Spies in Disguise
Time Out says
Stellar voice cast to the fore, Blue Sky’s latest animation lands enough of its gags to compensate for some over-familiar story beats.
In ‘Live and Let Die’, a pigeon famously pulls off an unexpected double-take as the villain meets an outrageously over-the-top death at the hands of 007. Other than that, pigeons have been pretty thin on the ground in espionage movies – until now. In this bizarrely premised but often very funny animation, pigeons do the actual spying.
The hero of this latest effort from Blue Sky, the studio that behind the ‘Ice Age’ and ‘Rio’ franchises, is uber-cool superspy Lance Sterling (voiced by Will Smith). When he’s framed for the theft of a deadly drone, the only person he can turn to for help is disgraced scientist Walter (Tom Holland), a gadget maker who prefers non-lethal tactics.
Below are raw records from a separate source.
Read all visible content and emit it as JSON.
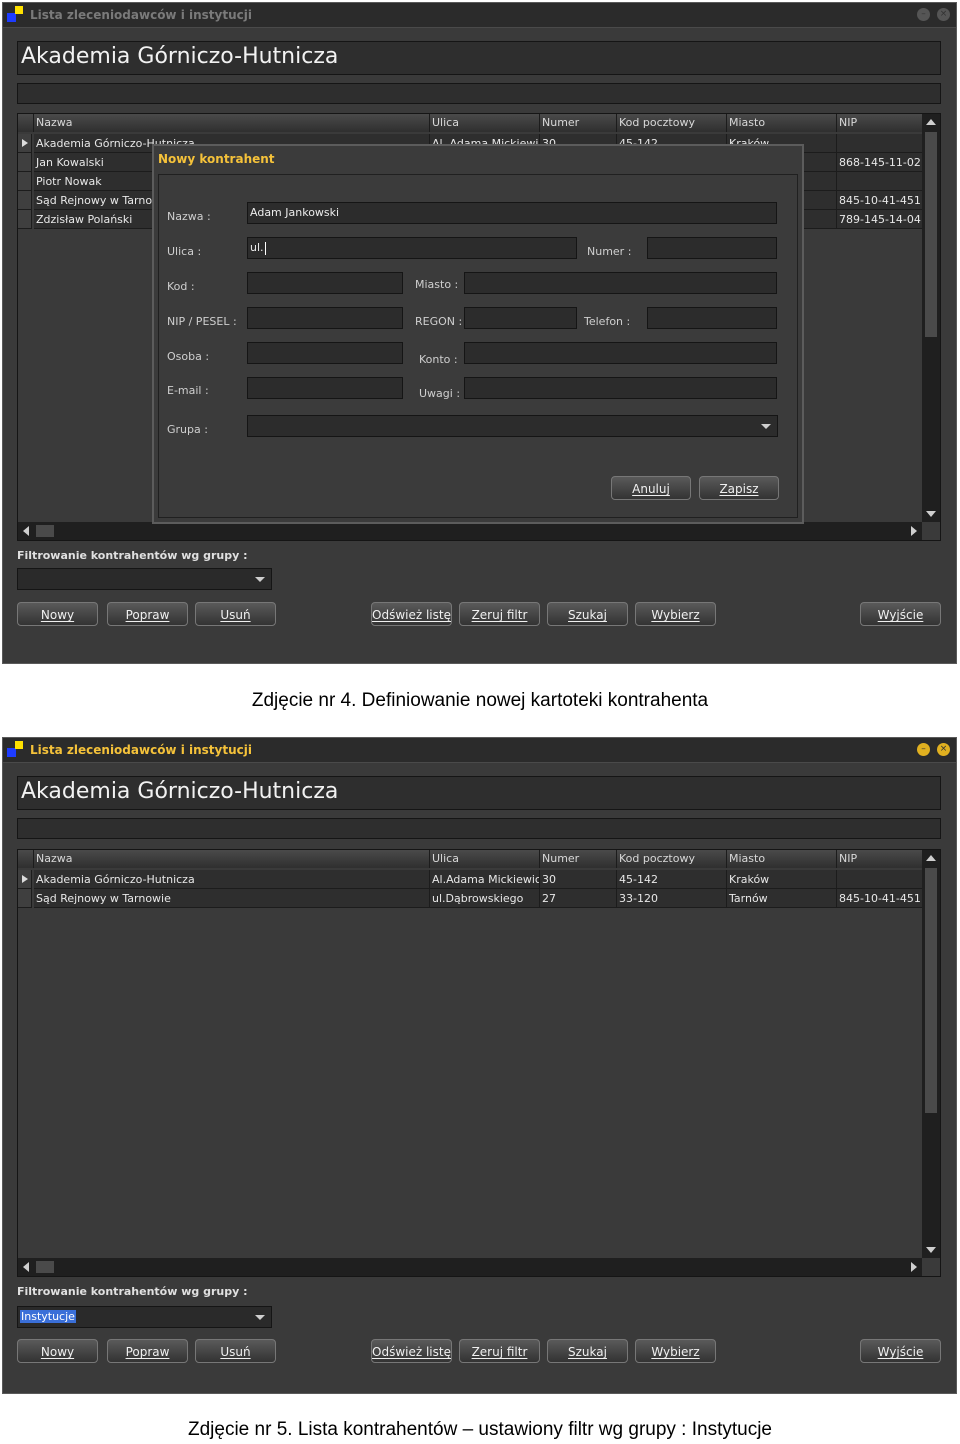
{
  "screen1": {
    "window_title": "Lista zleceniodawców i instytucji",
    "header": "Akademia Górniczo-Hutnicza",
    "columns": [
      "Nazwa",
      "Ulica",
      "Numer",
      "Kod pocztowy",
      "Miasto",
      "NIP"
    ],
    "rows": [
      {
        "nazwa": "Akademia Górniczo-Hutnicza",
        "ulica": "Al. Adama Mickiewicz",
        "numer": "30",
        "kod": "45-142",
        "miasto": "Kraków",
        "nip": ""
      },
      {
        "nazwa": "Jan Kowalski",
        "ulica": "",
        "numer": "",
        "kod": "",
        "miasto": "",
        "nip": "868-145-11-02"
      },
      {
        "nazwa": "Piotr Nowak",
        "ulica": "",
        "numer": "",
        "kod": "",
        "miasto": "",
        "nip": ""
      },
      {
        "nazwa": "Sąd Rejnowy w Tarnowie",
        "ulica": "",
        "numer": "",
        "kod": "",
        "miasto": "",
        "nip": "845-10-41-451"
      },
      {
        "nazwa": "Zdzisław Polański",
        "ulica": "",
        "numer": "",
        "kod": "",
        "miasto": "",
        "nip": "789-145-14-04"
      }
    ],
    "filter_label": "Filtrowanie kontrahentów wg grupy :",
    "filter_value": "",
    "buttons": {
      "nowy": "Nowy",
      "popraw": "Popraw",
      "usun": "Usuń",
      "odswiez": "Odśwież listę",
      "zeruj": "Zeruj filtr",
      "szukaj": "Szukaj",
      "wybierz": "Wybierz",
      "wyjscie": "Wyjście"
    },
    "dialog": {
      "title": "Nowy kontrahent",
      "labels": {
        "nazwa": "Nazwa :",
        "ulica": "Ulica :",
        "numer": "Numer :",
        "kod": "Kod :",
        "miasto": "Miasto :",
        "nip": "NIP / PESEL :",
        "regon": "REGON :",
        "telefon": "Telefon :",
        "osoba": "Osoba :",
        "konto": "Konto :",
        "email": "E-mail :",
        "uwagi": "Uwagi :",
        "grupa": "Grupa :"
      },
      "values": {
        "nazwa": "Adam Jankowski",
        "ulica": "ul."
      },
      "buttons": {
        "anuluj": "Anuluj",
        "zapisz": "Zapisz"
      }
    }
  },
  "caption1": "Zdjęcie nr 4. Definiowanie nowej kartoteki kontrahenta",
  "screen2": {
    "window_title": "Lista zleceniodawców i instytucji",
    "header": "Akademia Górniczo-Hutnicza",
    "columns": [
      "Nazwa",
      "Ulica",
      "Numer",
      "Kod pocztowy",
      "Miasto",
      "NIP"
    ],
    "rows": [
      {
        "nazwa": "Akademia Górniczo-Hutnicza",
        "ulica": "Al.Adama Mickiewicz",
        "numer": "30",
        "kod": "45-142",
        "miasto": "Kraków",
        "nip": ""
      },
      {
        "nazwa": "Sąd Rejnowy w Tarnowie",
        "ulica": "ul.Dąbrowskiego",
        "numer": "27",
        "kod": "33-120",
        "miasto": "Tarnów",
        "nip": "845-10-41-451"
      }
    ],
    "filter_label": "Filtrowanie kontrahentów wg grupy :",
    "filter_value": "Instytucje",
    "buttons": {
      "nowy": "Nowy",
      "popraw": "Popraw",
      "usun": "Usuń",
      "odswiez": "Odśwież listę",
      "zeruj": "Zeruj filtr",
      "szukaj": "Szukaj",
      "wybierz": "Wybierz",
      "wyjscie": "Wyjście"
    }
  },
  "caption2": "Zdjęcie nr 5. Lista kontrahentów – ustawiony filtr wg grupy : Instytucje",
  "colors": {
    "dialog_title": "#f5c23a",
    "app_bg": "#3a3a3a",
    "selection": "#3a6fd8"
  }
}
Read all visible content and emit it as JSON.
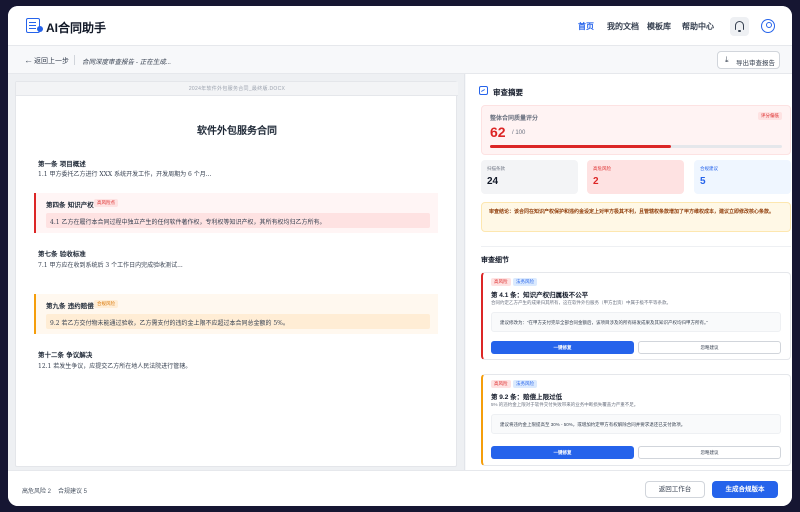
{
  "app": {
    "title": "AI合同助手"
  },
  "nav": {
    "items": [
      "首页",
      "我的文档",
      "模板库",
      "帮助中心"
    ],
    "active_index": 0
  },
  "icons": {
    "bell": "bell-icon",
    "user": "user-circle-icon",
    "back": "arrow-left-icon",
    "export": "download-icon",
    "summary": "checklist-icon",
    "logo": "document-logo-icon"
  },
  "subbar": {
    "back_label": "返回上一步",
    "status": "合同深度审查报告 - 正在生成...",
    "export_label": "导出审查报告"
  },
  "document": {
    "filename": "2024年软件外包服务合同_最终版.DOCX",
    "title": "软件外包服务合同",
    "sections": [
      {
        "heading": "第一条 项目概述",
        "body": "1.1 甲方委托乙方进行 XXX 系统开发工作，开发周期为 6 个月..."
      },
      {
        "heading": "第四条 知识产权",
        "tag": "高风险点",
        "body": "4.1 乙方在履行本合同过程中独立产生的任何软件著作权，专利权等知识产权，其所有权均归乙方所有。"
      },
      {
        "heading": "第七条 验收标准",
        "body": "7.1 甲方应在收到系统后 3 个工作日内完成验收测试..."
      },
      {
        "heading": "第九条 违约赔偿",
        "tag": "合规风险",
        "body": "9.2 若乙方交付物未能通过验收，乙方需支付的违约金上限不应超过本合同总金额的 5%。"
      },
      {
        "heading": "第十二条 争议解决",
        "body": "12.1 若发生争议，应提交乙方所在地人民法院进行管辖。"
      }
    ]
  },
  "review": {
    "title": "审查摘要",
    "score": {
      "label": "整体合同质量评分",
      "badge": "评分偏低",
      "value": "62",
      "max": "/ 100",
      "fraction": 0.62
    },
    "stats": [
      {
        "label": "扫描条款",
        "value": "24"
      },
      {
        "label": "高危风险",
        "value": "2"
      },
      {
        "label": "合规建议",
        "value": "5"
      }
    ],
    "conclusion": "审查结论：该合同在知识产权保护和违约金设定上对甲方极其不利，且管辖权条款增加了甲方维权成本，建议立即修改核心条款。",
    "detail_title": "审查细节",
    "cards": [
      {
        "tags": [
          "高风险",
          "法务风险"
        ],
        "title": "第 4.1 条：知识产权归属极不公平",
        "desc": "合同约定乙方产生的成果归其所有，这在软件外包服务（甲方出资）中属于极不平等条款。",
        "suggestion": "建议修改为：“在甲方支付完毕全部合同金额后，该项目涉及的所有研发成果及其知识产权均归甲方所有。”",
        "primary": "一键修复",
        "secondary": "忽略建议"
      },
      {
        "tags": [
          "高风险",
          "法务风险"
        ],
        "title": "第 9.2 条：赔偿上限过低",
        "desc": "5% 的违约金上限对于软件交付失败带来的业务中断损失覆盖力严重不足。",
        "suggestion": "建议将违约金上限提高至 30% - 50%，或增加约定甲方有权解除合同并要求退还已支付款项。",
        "primary": "一键修复",
        "secondary": "忽略建议"
      }
    ]
  },
  "footer": {
    "stats": [
      "高危风险 2",
      "合规建议 5"
    ],
    "return_label": "返回工作台",
    "generate_label": "生成合规版本"
  },
  "colors": {
    "accent": "#2563eb",
    "danger": "#dc2626",
    "warning": "#f59e0b"
  }
}
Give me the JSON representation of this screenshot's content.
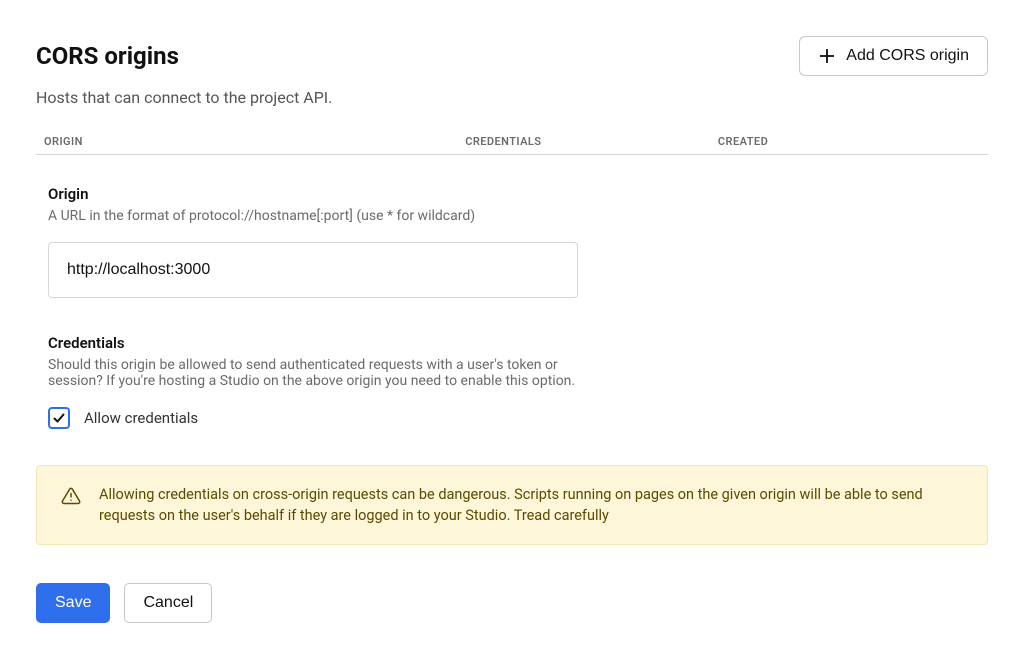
{
  "header": {
    "title": "CORS origins",
    "subtitle": "Hosts that can connect to the project API.",
    "add_button_label": "Add CORS origin"
  },
  "table": {
    "col_origin": "ORIGIN",
    "col_credentials": "CREDENTIALS",
    "col_created": "CREATED"
  },
  "form": {
    "origin": {
      "label": "Origin",
      "help": "A URL in the format of protocol://hostname[:port] (use * for wildcard)",
      "value": "http://localhost:3000"
    },
    "credentials": {
      "label": "Credentials",
      "help": "Should this origin be allowed to send authenticated requests with a user's token or session? If you're hosting a Studio on the above origin you need to enable this option.",
      "checkbox_label": "Allow credentials",
      "checked": true
    },
    "alert": {
      "text": "Allowing credentials on cross-origin requests can be dangerous. Scripts running on pages on the given origin will be able to send requests on the user's behalf if they are logged in to your Studio. Tread carefully"
    },
    "actions": {
      "save_label": "Save",
      "cancel_label": "Cancel"
    }
  }
}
But when the bullish Lance is accidentally transformed into a pigeon – yes, really – by Walter’s experimental formula, they must work together to stop bad guy Killiam (Ben Mendelsohn) from targeting every intelligence operative in the world.
The plot is both overly familiar (drones, spy databases) and thoroughly silly (birds), but its looseness at least allows the charismatic cast to chuck in some solid gags. This debut effort from co-directors Nick Bruno and Troy Quane is therefore far funnier than we might have expected, delivering original riffs on spy clichés and pigeon behaviour (be warned that some of the regurgitation gags may cause actual gagging). It also offers a surprisingly progressive look at covert ops, suggesting that they create a vicious cycle of violence and only worsen the problems they seek to address. The non-aggressive glitter bombs that Walter creates to break this cycle may not work in the real world, but it’s a positive and inspiring message for a children’s film.
Cast and crew